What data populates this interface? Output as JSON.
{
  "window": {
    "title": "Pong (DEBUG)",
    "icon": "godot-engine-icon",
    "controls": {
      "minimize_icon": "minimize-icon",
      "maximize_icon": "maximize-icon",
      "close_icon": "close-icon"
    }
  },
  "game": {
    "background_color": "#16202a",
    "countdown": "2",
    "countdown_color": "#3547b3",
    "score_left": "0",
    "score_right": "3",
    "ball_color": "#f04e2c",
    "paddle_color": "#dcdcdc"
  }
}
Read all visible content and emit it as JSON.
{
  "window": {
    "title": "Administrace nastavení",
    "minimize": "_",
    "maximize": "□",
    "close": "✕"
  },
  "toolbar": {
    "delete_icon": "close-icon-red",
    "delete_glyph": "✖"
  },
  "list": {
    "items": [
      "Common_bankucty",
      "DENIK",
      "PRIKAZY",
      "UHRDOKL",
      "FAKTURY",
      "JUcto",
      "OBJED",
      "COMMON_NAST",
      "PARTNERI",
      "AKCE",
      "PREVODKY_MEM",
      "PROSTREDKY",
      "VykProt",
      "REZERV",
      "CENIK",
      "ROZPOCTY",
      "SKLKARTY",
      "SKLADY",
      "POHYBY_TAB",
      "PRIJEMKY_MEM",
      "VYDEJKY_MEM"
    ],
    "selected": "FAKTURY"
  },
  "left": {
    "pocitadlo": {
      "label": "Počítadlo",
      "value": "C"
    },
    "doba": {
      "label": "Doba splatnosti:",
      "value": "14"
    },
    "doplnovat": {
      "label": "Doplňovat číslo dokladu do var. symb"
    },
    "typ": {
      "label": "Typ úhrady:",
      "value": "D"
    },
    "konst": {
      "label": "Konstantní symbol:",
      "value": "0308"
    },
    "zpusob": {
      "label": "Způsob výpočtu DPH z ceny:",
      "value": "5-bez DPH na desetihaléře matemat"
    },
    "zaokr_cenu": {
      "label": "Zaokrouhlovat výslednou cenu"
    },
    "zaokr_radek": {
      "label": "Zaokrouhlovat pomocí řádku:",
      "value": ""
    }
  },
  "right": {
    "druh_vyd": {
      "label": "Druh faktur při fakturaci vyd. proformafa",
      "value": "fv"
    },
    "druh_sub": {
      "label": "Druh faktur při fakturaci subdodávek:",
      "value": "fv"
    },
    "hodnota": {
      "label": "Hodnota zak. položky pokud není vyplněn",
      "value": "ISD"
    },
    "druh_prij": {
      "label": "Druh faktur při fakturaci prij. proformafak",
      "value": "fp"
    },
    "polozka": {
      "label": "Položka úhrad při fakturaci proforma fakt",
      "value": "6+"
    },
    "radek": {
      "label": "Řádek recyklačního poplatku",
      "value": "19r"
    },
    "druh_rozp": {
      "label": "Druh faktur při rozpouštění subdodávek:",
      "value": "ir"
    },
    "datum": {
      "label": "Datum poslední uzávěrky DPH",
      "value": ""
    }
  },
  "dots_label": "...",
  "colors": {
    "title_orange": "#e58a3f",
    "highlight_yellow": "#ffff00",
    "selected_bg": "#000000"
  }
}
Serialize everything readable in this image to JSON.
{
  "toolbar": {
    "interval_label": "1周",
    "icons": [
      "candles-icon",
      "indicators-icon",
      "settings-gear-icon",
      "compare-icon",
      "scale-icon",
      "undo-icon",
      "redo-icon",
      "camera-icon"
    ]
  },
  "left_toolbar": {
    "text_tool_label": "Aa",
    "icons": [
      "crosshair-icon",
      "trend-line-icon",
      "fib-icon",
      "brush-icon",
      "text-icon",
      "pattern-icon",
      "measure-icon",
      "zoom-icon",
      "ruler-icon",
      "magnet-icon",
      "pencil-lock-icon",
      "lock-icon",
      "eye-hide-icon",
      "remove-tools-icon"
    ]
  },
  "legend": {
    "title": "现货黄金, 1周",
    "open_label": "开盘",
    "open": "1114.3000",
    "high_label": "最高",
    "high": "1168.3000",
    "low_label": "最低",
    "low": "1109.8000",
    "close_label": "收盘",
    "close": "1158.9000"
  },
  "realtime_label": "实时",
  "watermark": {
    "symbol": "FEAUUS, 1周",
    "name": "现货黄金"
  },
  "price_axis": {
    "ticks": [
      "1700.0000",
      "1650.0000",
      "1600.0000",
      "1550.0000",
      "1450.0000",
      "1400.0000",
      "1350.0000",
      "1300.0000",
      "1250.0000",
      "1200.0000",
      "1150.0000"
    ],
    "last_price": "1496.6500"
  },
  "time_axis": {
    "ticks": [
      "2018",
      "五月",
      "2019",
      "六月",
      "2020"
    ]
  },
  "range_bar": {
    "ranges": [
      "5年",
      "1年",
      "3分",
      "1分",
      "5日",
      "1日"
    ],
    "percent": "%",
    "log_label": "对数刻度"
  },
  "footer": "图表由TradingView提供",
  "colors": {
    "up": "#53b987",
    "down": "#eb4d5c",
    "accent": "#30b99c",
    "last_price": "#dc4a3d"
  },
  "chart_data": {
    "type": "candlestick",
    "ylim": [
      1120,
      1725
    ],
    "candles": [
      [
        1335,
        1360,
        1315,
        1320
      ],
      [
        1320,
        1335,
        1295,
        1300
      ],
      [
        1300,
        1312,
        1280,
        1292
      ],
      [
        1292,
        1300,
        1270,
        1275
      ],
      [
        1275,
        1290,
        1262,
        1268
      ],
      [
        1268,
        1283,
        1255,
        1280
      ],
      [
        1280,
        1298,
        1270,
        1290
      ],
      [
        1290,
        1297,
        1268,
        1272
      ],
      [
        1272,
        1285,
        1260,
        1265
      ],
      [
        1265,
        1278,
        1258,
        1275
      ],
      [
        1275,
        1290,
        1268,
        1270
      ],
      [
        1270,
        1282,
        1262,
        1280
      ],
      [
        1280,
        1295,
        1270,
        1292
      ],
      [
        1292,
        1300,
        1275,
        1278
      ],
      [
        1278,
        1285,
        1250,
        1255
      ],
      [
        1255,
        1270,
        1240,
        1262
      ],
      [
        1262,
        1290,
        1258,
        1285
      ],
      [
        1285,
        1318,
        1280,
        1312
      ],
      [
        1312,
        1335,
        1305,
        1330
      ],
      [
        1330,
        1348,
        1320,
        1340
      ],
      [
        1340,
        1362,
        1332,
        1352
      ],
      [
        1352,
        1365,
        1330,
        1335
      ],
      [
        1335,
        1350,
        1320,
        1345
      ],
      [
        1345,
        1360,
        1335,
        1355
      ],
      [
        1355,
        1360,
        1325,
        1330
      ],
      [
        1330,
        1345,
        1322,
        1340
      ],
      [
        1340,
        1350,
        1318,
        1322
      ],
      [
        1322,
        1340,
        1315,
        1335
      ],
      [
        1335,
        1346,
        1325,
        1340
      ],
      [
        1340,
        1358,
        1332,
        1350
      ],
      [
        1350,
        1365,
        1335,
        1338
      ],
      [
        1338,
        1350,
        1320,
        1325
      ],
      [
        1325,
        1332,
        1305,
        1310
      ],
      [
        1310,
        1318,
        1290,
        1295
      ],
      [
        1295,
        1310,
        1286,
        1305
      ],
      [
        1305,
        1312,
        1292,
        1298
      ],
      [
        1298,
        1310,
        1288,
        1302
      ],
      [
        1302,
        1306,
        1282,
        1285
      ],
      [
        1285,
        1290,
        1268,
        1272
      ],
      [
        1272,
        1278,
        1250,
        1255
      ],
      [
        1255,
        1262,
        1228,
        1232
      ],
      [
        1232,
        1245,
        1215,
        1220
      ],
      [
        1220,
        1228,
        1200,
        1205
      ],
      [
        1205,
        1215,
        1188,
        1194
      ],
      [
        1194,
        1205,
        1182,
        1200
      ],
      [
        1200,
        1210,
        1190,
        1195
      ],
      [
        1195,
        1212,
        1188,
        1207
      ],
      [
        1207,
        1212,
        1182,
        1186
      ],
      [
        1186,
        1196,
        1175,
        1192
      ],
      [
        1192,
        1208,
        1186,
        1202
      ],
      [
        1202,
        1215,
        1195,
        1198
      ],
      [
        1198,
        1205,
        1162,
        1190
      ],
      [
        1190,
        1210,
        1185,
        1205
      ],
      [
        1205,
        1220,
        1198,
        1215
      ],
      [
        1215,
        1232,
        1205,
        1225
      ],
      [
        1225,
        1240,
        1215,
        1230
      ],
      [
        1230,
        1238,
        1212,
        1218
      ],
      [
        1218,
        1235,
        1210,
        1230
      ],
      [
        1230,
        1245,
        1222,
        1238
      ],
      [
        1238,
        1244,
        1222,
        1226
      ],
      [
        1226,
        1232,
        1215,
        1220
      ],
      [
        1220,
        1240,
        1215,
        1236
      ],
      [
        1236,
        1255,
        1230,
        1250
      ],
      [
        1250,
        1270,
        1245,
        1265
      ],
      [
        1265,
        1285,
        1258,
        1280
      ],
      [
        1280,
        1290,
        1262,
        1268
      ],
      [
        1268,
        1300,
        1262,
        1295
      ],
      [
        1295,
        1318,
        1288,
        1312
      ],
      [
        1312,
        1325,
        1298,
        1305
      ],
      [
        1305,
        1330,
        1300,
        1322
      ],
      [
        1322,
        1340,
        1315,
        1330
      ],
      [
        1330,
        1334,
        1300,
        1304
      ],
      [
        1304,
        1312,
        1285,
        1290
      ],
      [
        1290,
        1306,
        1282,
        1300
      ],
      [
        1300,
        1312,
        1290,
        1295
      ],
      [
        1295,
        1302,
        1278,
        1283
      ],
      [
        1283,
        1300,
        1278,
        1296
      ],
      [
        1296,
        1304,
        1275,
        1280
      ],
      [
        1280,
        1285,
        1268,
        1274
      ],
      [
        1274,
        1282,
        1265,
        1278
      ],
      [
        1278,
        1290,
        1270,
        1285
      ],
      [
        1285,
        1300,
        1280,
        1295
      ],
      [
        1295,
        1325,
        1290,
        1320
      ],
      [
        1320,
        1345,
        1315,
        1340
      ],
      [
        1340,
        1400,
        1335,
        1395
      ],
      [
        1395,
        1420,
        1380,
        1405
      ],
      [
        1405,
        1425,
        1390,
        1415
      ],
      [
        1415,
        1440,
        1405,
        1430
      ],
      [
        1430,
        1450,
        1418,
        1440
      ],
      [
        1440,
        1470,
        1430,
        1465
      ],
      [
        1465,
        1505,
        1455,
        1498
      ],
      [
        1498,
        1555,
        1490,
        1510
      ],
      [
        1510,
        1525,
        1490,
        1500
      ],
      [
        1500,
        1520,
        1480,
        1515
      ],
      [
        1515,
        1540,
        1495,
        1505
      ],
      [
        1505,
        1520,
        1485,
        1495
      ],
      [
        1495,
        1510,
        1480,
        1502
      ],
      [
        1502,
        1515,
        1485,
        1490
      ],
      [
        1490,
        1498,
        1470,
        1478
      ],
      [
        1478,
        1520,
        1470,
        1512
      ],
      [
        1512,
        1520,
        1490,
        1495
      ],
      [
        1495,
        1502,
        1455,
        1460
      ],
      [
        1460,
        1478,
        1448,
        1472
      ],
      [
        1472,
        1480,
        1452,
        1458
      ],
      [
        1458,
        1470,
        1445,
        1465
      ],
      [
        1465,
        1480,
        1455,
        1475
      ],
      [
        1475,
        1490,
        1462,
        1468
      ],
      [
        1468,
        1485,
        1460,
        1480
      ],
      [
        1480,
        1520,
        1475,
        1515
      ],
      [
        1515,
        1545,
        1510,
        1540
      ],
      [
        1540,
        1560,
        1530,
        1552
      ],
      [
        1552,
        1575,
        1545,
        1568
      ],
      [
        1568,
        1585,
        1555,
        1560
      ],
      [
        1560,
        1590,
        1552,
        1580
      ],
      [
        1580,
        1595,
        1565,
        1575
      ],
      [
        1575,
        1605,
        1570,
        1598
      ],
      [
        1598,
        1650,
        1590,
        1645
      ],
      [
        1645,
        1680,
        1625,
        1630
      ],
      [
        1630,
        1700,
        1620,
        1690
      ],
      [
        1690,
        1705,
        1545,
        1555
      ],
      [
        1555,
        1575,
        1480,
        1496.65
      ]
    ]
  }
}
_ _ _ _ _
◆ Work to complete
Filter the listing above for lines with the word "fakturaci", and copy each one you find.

◆ Answer for the task
      "label": "Druh faktur při fakturaci vyd. proformafa",
      "label": "Druh faktur při fakturaci subdodávek:",
      "label": "Druh faktur při fakturaci prij. proformafak",
      "label": "Položka úhrad při fakturaci proforma fakt",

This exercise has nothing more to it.